Thus, the defeat of the developers of the "Soviet Internet" was caused not so much by the technological backwardness of the USSR or the shortcomings of the planned economy, as by an institutional factor. In the USA, in the same years, similar tasks were solved in a different context, since the American "military-industrial-scientific complex", formed during the Cold War, assumed, among other things, a fairly free exchange of ideas and developments between military and civilian science and industry, whereas in the post-war USSR, the "defense industry" actually parasitized other industries economy. The formulation of tasks also differed: according to the author, the American creators of the Internet had a much better idea of the device of the future network (the principle of packet switching) than its purpose. Soviet specialists, on the contrary, had a better idea of the future application of the system they conceived (operational exchange of economic information and its automated processing in computing centers of various levels), while the question of how to implement these plans remained unresolved. In addition, paradoxically, one of the obstacles to the creation of the OGAS in Soviet conditions was not so much the command and administrative system as the Soviet version of the "free market" - the shadow economy and the powerful administrative lobby generated by it. But in America, the SAGE and ARPANET systems were created within the framework of centralized state-funded projects, that is, in a sense, it was in a "socialist" way, and not in a "capitalist" way. It also confirms that the failure of the Soviet computer utopia and the rapid development of network technologies on the other side of the ocean were caused not by differences in socio-political systems, but by a more complex set of reasons.

Published in the abstract journal: Social sciences and humanities. Domestic and foreign literature. Ser. 5, History. 2018. No. 3. pp. 139-142.

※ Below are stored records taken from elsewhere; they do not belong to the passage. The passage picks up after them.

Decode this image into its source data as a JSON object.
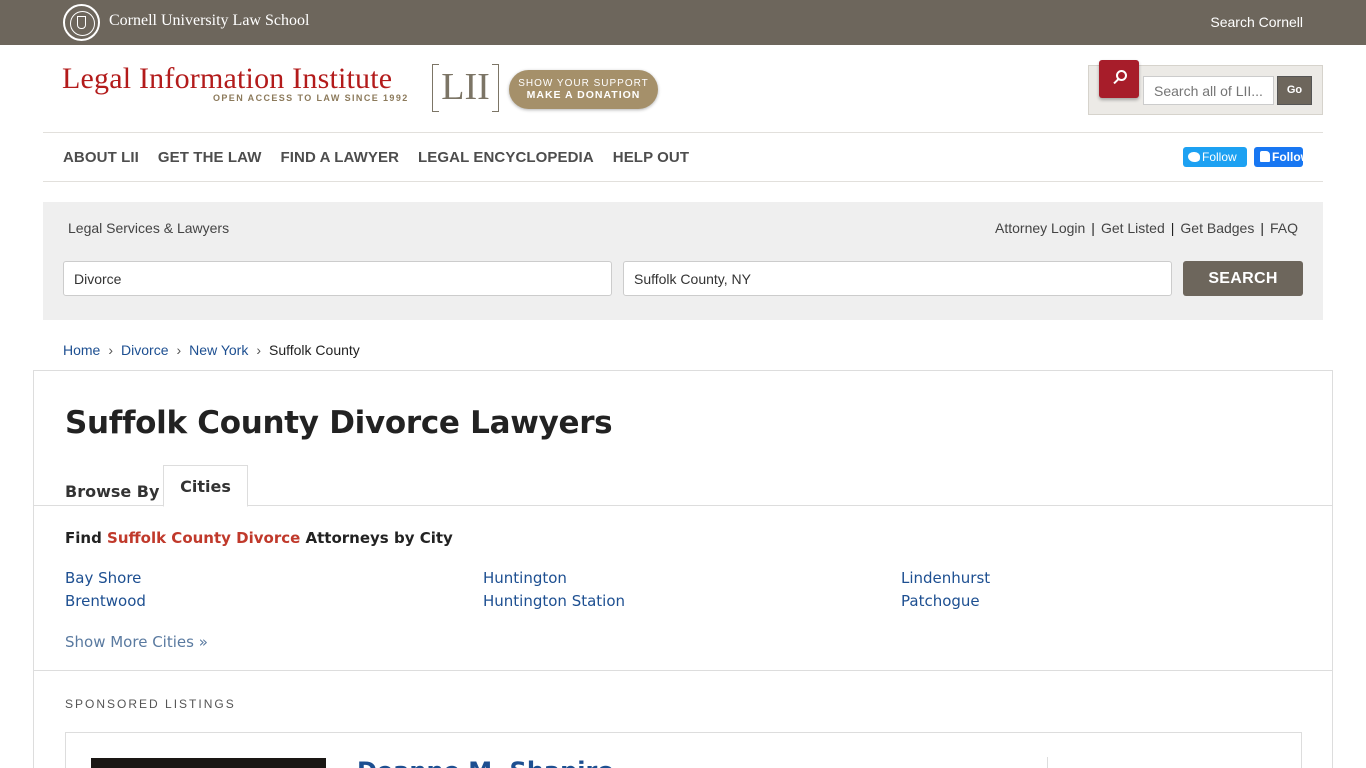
{
  "top_bar": {
    "brand": "Cornell University Law School",
    "search_link": "Search Cornell"
  },
  "header": {
    "logo_text": "Legal Information Institute",
    "tagline": "OPEN ACCESS TO LAW SINCE 1992",
    "lii_mark": "LII",
    "donate_line1": "SHOW YOUR SUPPORT",
    "donate_line2": "MAKE A DONATION",
    "search_placeholder": "Search all of LII...",
    "search_go": "Go"
  },
  "nav": {
    "items": [
      "ABOUT LII",
      "GET THE LAW",
      "FIND A LAWYER",
      "LEGAL ENCYCLOPEDIA",
      "HELP OUT"
    ],
    "twitter_follow": "Follow",
    "facebook_follow": "Follow"
  },
  "legal_services": {
    "title": "Legal Services & Lawyers",
    "links": [
      "Attorney Login",
      "Get Listed",
      "Get Badges",
      "FAQ"
    ],
    "topic_value": "Divorce",
    "location_value": "Suffolk County, NY",
    "search_label": "SEARCH"
  },
  "breadcrumb": [
    "Home",
    "Divorce",
    "New York",
    "Suffolk County"
  ],
  "main": {
    "title": "Suffolk County Divorce Lawyers",
    "browse_by": "Browse By",
    "tab_cities": "Cities",
    "find_prefix": "Find ",
    "find_accent": "Suffolk County Divorce",
    "find_suffix": " Attorneys by City",
    "cities": [
      "Bay Shore",
      "Huntington",
      "Lindenhurst",
      "Brentwood",
      "Huntington Station",
      "Patchogue"
    ],
    "show_more": "Show More Cities »",
    "sponsored_label": "SPONSORED LISTINGS",
    "listing_name": "Deanne M. Shapiro"
  },
  "colors": {
    "cornell_bar": "#6d665c",
    "lii_red": "#b31b1b",
    "link_blue": "#1d4f91",
    "accent_red": "#c0392b"
  }
}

1Gerovitch S. InterNyet: Why the Soviet Union did not build a nationwide computer network // History and technology. — 2008. — Vol. 24. — P. 335–350. For the revised Russian translation , see V. Gerovich . Inter-No! Why a nationwide computer network was not created in the Soviet Union // Inviolable reserve. — 2011. — No. 1. — Access mode: . See also Mints M. M. Why the Soviet Union failed to overtake the United States in the development of computer technology and information technology: (Summary abstract) // Science in the USSR: modern foreign historiography: Sat. reviews and abstracts / RAS. INION. The Center of social. scientific.-inform. research Department of history. Ed. by O. V. Bolshakov. — M., 2014. — pp. 167-176.